Biodiversity and bounty
During our first season, harvests were limited primarily to fastgrowing edible perennial greens, some strawberries and herbs, and annual vegetables planted in open spaces. Two years later, now our third season, we are also enjoying a substantial harvest of berries, fruits, medicinal plants and edible mushrooms. The beauty of this model is that we are harvesting something from the garden from late April until early October. The future productivity of this system is fascinating to contemplate and forest garden advocates like Hart and Jacke suggest that even in temperate zones, a well-designed forest garden can eventually outproduce an annual cropping system in food calories per unit of area with far less labour.
Forest garden design depends on the careful mimicry of natural forest systems.
Perhaps the greatest delight thus far, however, has been to observe the evolution of ecological activity within our now thriving garden. What was once a rather sterile (and struggling!) lawn is fast becoming a diverse ecosystem and an oasis of biodiversity for countless soil organisms, bees, butterflies, birds, fungi and other life forms. This is the beauty of the forest garden model: while providing for our own needs, we are simultaneously regenerating soil, capturing water, turning carbon dioxide into biomass and creating habitat for a host of other creatures. As Robert Hart observes, “The forest garden is far more than a system for supplying mankind’s material needs. It is a way of life and it also supplies people’s spiritual needs by its beauty and the wealth of wildlife that it attracts.”
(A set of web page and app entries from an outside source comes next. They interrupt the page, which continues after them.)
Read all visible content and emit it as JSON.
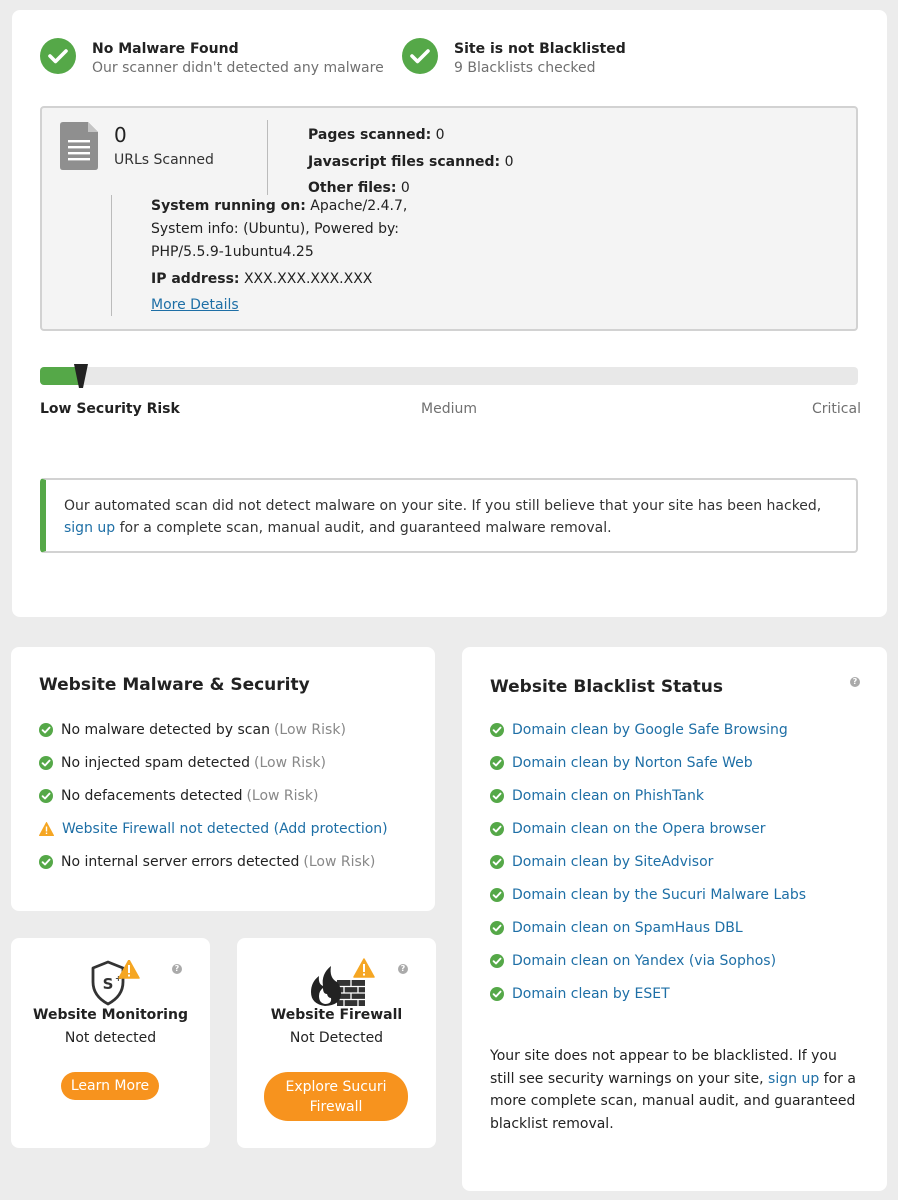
{
  "status": {
    "malware": {
      "title": "No Malware Found",
      "sub": "Our scanner didn't detected any malware",
      "icon": "check-icon"
    },
    "blacklist": {
      "title": "Site is not Blacklisted",
      "sub": "9 Blacklists checked",
      "icon": "check-icon"
    }
  },
  "scan": {
    "urls_count": "0",
    "urls_label": "URLs Scanned",
    "pages_label": "Pages scanned:",
    "pages_value": "0",
    "js_label": "Javascript files scanned:",
    "js_value": "0",
    "other_label": "Other files:",
    "other_value": "0",
    "system_label": "System running on:",
    "system_value": "Apache/2.4.7, System info: (Ubuntu), Powered by: PHP/5.5.9-1ubuntu4.25",
    "ip_label": "IP address:",
    "ip_value": "XXX.XXX.XXX.XXX",
    "more_details": "More Details"
  },
  "risk": {
    "level_fraction": 0.05,
    "low": "Low Security Risk",
    "medium": "Medium",
    "critical": "Critical"
  },
  "notice": {
    "text_before": "Our automated scan did not detect malware on your site. If you still believe that your site has been hacked,",
    "link": "sign up",
    "text_after": "for a complete scan, manual audit, and guaranteed malware removal."
  },
  "malware_section": {
    "title": "Website Malware & Security",
    "items": [
      {
        "text": "No malware detected by scan",
        "note": "(Low Risk)",
        "status": "ok"
      },
      {
        "text": "No injected spam detected",
        "note": "(Low Risk)",
        "status": "ok"
      },
      {
        "text": "No defacements detected",
        "note": "(Low Risk)",
        "status": "ok"
      },
      {
        "text": "Website Firewall not detected (Add protection)",
        "note": "",
        "status": "warn"
      },
      {
        "text": "No internal server errors detected",
        "note": "(Low Risk)",
        "status": "ok"
      }
    ]
  },
  "blacklist_section": {
    "title": "Website Blacklist Status",
    "help": "?",
    "items": [
      "Domain clean by Google Safe Browsing",
      "Domain clean by Norton Safe Web",
      "Domain clean on PhishTank",
      "Domain clean on the Opera browser",
      "Domain clean by SiteAdvisor",
      "Domain clean by the Sucuri Malware Labs",
      "Domain clean on SpamHaus DBL",
      "Domain clean on Yandex (via Sophos)",
      "Domain clean by ESET"
    ],
    "note_before": "Your site does not appear to be blacklisted. If you still see security warnings on your site,",
    "note_link": "sign up",
    "note_after": "for a more complete scan, manual audit, and guaranteed blacklist removal."
  },
  "monitoring": {
    "title": "Website Monitoring",
    "status": "Not detected",
    "button": "Learn More",
    "help": "?",
    "icon": "shield-icon"
  },
  "firewall": {
    "title": "Website Firewall",
    "status": "Not Detected",
    "button_line1": "Explore Sucuri",
    "button_line2": "Firewall",
    "help": "?",
    "icon": "firewall-icon"
  },
  "colors": {
    "green": "#55a848",
    "orange": "#f7931e",
    "link": "#1e6fa6",
    "warning": "#f5a623"
  }
}
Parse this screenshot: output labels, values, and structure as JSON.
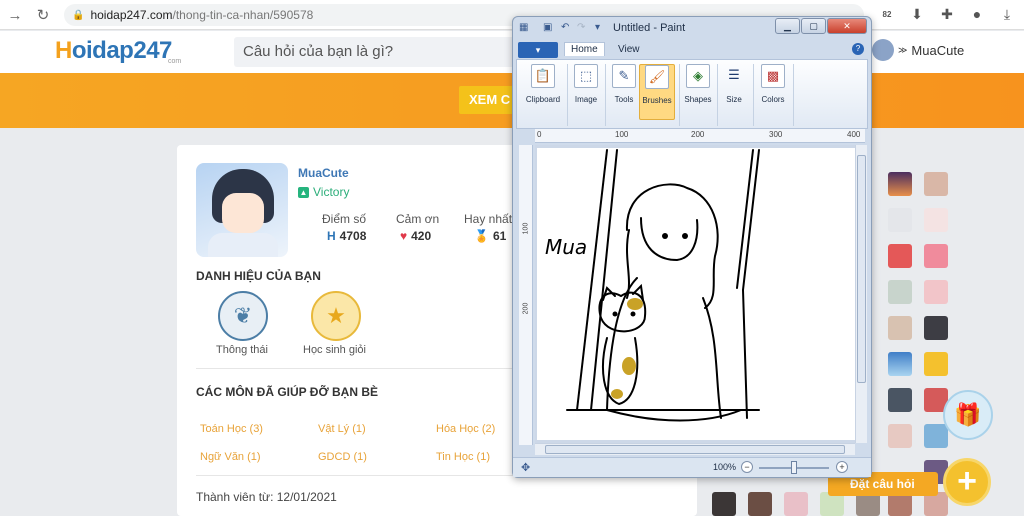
{
  "browser": {
    "url_domain": "hoidap247.com",
    "url_path": "/thong-tin-ca-nhan/590578",
    "ext_badge": "82"
  },
  "site": {
    "logo_main": "oidap247",
    "logo_h": "H",
    "logo_sub": "com",
    "search_placeholder": "Câu hỏi của bạn là gì?",
    "header_user": "MuaCute",
    "banner_btn": "XEM C"
  },
  "profile": {
    "username": "MuaCute",
    "rank": "Victory",
    "stats": [
      {
        "label": "Điểm số",
        "value": "4708",
        "icon": "H"
      },
      {
        "label": "Cảm ơn",
        "value": "420",
        "icon": "♥"
      },
      {
        "label": "Hay nhất",
        "value": "61",
        "icon": "🏅"
      }
    ],
    "titles_heading": "DANH HIỆU CỦA BẠN",
    "badges": [
      {
        "label": "Thông thái",
        "icon": "❦"
      },
      {
        "label": "Học sinh giỏi",
        "icon": "★"
      }
    ],
    "subjects_heading": "CÁC MÔN ĐÃ GIÚP ĐỠ BẠN BÈ",
    "subjects": [
      "Toán Học (3)",
      "Vật Lý (1)",
      "Hóa Học (2)",
      "Ngữ Văn (1)",
      "GDCD (1)",
      "Tin Học (1)"
    ],
    "member_since": "Thành viên từ: 12/01/2021"
  },
  "side": {
    "ask_btn": "Đặt câu hỏi",
    "plus": "+"
  },
  "paint": {
    "title": "Untitled - Paint",
    "file_tab": "▾",
    "tabs": [
      "Home",
      "View"
    ],
    "groups": [
      "Clipboard",
      "Image",
      "Tools",
      "Brushes",
      "Shapes",
      "Size",
      "Colors"
    ],
    "ruler_h": [
      "0",
      "100",
      "200",
      "300",
      "400"
    ],
    "ruler_v": [
      "100",
      "200"
    ],
    "zoom": "100%",
    "signature": "Mua"
  }
}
While it is unlikely that forest gardens and other forms of perennial agriculture will ever completely replace our annual cropping systems, they represent a promising complementary vision for a truly sustainable and regenerative approach to meeting our essential needs and regenerating ecosystem health. From urban yards to acreage and farm- scale installations, we have only begun to explore the possibilities for forest gardens as a model for reweaving ourselves into natural systems.
Photo credits: Ron Berezan
Forest Gardening: Cultivating an Edible Landscape, Robert Hart. Chelsea Green Publishing Co. 1991.
Edible Forest Gardens: Ecological Vision and Theory for Temperate Climate Permaculture, David Jacke with Eric Toensmeier. Chelsea Green Publishing Co. 2005.